When the police investigate a crime, they have to operate within the parameters of state and federal laws. Whether it is your home or a hotel room, the police have procedures to follow when searching your personal space.
The Fourth Amendment protects you against searches without a warrant. It also disallows any evidence the police may obtain in an illegal search from becoming evidence against you. Even if you are in a hotel room, the police do not have the right to violate this vital civil right.
Does consent from an employee count?
There are specific legal means that hotel operators and employees operate within. An employee cannot enter or give access to your room without a warrant. If the police gain access to your room via a hotel employee, anything they find due to the trespass may not hold up in court. The only time a hotel employee may access your room without your permission is if they believe you vacated it. The same standard holds for police without a warrant.
What are exigent circumstances?
Sometimes, the police gain entry into a residence or hotel room by citing exigent circumstances. This means that they entered the space because they believed someone inside was in danger. Usually, the police must hear or see something that gives them access under these emergency conditions. During a sweep of the room, they may collect evidence that is in plain sight. However, if no emergency existed to justify the entry, they may wait for a warrant and bar you from the room.

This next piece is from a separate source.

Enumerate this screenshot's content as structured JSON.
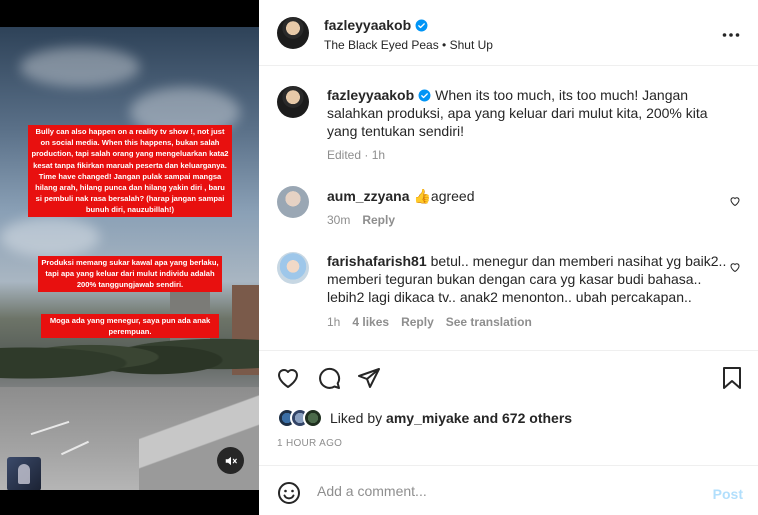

Paying for a hotel room gives you the right to expect privacy. As such, the police should obtain a warrant to search it, as they do for your home, workplace or vehicle.